[Data under study — start]
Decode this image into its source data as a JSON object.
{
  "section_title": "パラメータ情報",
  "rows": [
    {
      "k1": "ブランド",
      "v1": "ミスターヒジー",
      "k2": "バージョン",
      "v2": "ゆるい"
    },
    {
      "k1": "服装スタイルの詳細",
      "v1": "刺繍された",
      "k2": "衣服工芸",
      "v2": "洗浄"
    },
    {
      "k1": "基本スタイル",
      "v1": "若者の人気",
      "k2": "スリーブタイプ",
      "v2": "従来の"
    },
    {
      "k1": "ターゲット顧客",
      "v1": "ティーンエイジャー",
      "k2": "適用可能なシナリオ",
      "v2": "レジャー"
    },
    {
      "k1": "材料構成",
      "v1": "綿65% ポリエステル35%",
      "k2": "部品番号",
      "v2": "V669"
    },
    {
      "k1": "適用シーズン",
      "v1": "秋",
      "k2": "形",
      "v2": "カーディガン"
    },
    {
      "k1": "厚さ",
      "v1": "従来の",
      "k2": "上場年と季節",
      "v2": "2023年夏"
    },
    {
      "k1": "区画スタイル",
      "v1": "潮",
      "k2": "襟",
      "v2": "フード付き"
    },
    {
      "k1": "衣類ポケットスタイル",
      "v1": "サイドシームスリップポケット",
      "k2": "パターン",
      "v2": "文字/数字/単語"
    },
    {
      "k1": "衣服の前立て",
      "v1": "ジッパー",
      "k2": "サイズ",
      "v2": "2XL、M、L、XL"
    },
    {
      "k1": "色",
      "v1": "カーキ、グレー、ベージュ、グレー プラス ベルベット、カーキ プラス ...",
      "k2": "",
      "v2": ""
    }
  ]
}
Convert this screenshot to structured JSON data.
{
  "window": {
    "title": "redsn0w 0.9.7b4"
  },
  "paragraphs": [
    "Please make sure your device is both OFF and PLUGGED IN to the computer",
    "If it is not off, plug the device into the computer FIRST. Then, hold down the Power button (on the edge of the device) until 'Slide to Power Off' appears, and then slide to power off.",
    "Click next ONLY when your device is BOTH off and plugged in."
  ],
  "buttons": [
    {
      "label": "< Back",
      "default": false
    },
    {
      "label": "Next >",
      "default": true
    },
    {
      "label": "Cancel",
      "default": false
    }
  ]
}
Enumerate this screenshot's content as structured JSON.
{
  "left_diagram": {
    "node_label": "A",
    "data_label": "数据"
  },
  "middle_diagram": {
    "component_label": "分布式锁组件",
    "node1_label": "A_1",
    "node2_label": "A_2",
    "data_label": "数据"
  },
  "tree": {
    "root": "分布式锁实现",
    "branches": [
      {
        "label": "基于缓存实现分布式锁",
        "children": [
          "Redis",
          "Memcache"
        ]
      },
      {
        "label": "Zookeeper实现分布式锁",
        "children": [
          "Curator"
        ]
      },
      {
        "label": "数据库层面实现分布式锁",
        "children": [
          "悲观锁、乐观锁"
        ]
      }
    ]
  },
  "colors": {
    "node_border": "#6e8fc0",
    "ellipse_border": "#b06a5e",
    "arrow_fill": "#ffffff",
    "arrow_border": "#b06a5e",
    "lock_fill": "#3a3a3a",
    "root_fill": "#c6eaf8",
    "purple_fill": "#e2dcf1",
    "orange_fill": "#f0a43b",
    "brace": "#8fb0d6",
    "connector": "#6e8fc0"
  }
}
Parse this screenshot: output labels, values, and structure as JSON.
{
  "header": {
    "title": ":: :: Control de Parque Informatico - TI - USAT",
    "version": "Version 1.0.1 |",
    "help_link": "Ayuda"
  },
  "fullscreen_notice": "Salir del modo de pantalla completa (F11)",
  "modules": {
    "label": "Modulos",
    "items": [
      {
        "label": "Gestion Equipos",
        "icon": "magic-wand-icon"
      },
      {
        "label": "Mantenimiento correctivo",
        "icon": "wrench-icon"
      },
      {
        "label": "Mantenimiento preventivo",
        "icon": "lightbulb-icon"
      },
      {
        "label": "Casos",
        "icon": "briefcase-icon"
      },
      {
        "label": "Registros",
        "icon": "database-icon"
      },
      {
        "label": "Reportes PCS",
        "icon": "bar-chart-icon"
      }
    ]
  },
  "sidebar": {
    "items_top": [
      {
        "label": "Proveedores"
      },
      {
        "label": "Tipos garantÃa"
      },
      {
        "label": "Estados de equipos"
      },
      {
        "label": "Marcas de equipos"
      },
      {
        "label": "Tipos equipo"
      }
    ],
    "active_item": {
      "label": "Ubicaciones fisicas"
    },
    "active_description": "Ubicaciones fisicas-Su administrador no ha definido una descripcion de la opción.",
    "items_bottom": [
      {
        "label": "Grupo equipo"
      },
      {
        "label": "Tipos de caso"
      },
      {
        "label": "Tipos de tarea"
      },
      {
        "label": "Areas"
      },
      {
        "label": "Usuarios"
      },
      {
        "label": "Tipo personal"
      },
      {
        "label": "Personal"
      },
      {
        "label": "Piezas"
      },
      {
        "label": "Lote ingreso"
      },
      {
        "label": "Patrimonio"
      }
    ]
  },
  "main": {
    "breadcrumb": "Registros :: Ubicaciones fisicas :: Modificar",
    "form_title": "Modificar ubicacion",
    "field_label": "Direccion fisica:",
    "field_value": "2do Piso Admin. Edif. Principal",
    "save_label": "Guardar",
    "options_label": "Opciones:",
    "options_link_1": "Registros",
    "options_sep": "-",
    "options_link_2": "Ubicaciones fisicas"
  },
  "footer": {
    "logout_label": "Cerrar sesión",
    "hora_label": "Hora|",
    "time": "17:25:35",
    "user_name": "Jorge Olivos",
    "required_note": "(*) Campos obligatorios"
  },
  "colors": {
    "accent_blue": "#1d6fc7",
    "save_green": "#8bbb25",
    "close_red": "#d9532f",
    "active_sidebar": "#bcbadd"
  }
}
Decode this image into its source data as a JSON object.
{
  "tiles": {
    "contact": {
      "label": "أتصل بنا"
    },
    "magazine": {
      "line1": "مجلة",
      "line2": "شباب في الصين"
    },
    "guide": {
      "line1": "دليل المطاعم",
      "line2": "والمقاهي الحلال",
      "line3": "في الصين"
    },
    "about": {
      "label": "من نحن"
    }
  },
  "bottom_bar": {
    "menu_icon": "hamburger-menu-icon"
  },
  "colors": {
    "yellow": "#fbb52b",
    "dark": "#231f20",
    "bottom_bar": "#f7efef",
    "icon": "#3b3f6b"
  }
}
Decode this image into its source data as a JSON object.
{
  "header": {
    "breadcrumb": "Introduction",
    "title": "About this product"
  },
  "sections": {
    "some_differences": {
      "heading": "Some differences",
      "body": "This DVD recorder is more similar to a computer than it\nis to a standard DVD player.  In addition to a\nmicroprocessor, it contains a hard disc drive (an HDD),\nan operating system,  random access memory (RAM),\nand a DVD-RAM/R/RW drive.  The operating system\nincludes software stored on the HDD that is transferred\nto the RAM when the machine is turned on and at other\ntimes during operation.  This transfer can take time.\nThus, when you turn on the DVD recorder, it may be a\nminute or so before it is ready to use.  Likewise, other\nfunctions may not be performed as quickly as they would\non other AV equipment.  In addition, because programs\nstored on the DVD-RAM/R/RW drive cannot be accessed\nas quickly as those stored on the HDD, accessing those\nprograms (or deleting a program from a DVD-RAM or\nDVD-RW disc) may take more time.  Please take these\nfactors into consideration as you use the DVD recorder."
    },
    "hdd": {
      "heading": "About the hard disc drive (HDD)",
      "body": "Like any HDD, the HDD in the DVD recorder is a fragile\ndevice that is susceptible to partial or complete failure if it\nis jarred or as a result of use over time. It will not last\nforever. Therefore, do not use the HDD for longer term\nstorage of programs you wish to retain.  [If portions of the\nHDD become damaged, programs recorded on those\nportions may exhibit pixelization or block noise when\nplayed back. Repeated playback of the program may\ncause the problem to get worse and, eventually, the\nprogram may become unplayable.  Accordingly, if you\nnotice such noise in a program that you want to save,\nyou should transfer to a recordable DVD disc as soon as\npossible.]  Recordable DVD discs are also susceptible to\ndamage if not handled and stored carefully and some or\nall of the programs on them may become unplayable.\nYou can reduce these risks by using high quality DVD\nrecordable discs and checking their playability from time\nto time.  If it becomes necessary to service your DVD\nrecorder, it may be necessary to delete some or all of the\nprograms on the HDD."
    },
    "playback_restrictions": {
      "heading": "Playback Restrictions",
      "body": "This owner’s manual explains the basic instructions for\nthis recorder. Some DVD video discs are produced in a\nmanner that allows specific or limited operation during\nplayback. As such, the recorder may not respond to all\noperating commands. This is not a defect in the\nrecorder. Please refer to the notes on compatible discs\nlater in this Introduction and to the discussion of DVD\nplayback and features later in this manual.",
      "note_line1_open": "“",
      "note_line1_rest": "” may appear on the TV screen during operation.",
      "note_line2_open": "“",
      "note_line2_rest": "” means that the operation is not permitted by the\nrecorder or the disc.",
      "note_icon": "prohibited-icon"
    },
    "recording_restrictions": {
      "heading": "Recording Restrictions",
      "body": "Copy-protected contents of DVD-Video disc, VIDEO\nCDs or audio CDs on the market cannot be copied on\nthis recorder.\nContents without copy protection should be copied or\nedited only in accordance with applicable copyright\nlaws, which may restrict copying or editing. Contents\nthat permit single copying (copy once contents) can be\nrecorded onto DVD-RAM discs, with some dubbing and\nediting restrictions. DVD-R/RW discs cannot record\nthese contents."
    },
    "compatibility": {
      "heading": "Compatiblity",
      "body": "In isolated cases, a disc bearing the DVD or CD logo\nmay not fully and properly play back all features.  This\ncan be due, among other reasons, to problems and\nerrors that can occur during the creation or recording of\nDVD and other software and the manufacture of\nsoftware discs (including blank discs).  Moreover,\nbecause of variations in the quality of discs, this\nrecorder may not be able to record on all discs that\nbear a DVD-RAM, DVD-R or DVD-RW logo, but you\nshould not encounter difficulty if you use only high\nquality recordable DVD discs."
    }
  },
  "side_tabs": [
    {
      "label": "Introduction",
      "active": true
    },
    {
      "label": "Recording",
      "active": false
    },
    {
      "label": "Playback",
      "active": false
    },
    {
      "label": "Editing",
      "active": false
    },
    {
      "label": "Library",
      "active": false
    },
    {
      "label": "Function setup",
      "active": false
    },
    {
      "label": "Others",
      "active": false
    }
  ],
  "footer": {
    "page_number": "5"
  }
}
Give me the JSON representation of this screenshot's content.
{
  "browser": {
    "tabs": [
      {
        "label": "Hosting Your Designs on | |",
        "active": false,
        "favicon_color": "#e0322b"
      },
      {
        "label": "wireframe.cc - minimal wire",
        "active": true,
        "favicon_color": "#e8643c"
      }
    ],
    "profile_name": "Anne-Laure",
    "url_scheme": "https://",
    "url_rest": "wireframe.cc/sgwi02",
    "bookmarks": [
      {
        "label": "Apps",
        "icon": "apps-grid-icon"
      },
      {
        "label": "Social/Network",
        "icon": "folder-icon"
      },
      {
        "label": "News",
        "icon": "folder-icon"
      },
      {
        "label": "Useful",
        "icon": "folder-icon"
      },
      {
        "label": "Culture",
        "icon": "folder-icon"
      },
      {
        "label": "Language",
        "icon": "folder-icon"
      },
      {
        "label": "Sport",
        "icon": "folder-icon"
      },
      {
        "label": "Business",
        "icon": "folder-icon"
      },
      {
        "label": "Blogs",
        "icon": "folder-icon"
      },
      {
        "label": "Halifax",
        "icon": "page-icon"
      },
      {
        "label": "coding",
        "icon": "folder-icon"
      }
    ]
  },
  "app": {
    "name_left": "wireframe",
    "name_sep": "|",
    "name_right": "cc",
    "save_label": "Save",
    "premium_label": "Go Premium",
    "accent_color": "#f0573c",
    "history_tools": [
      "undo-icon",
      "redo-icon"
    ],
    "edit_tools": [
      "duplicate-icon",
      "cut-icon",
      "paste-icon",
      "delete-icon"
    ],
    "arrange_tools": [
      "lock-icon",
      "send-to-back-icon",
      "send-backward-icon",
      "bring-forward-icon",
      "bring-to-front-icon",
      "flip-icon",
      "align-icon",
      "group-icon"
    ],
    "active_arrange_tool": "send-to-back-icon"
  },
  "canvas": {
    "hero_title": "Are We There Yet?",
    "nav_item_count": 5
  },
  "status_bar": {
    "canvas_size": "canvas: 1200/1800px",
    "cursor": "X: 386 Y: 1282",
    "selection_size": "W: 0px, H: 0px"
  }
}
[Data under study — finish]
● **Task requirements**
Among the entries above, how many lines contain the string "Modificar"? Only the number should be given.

● **Solution to this task**
2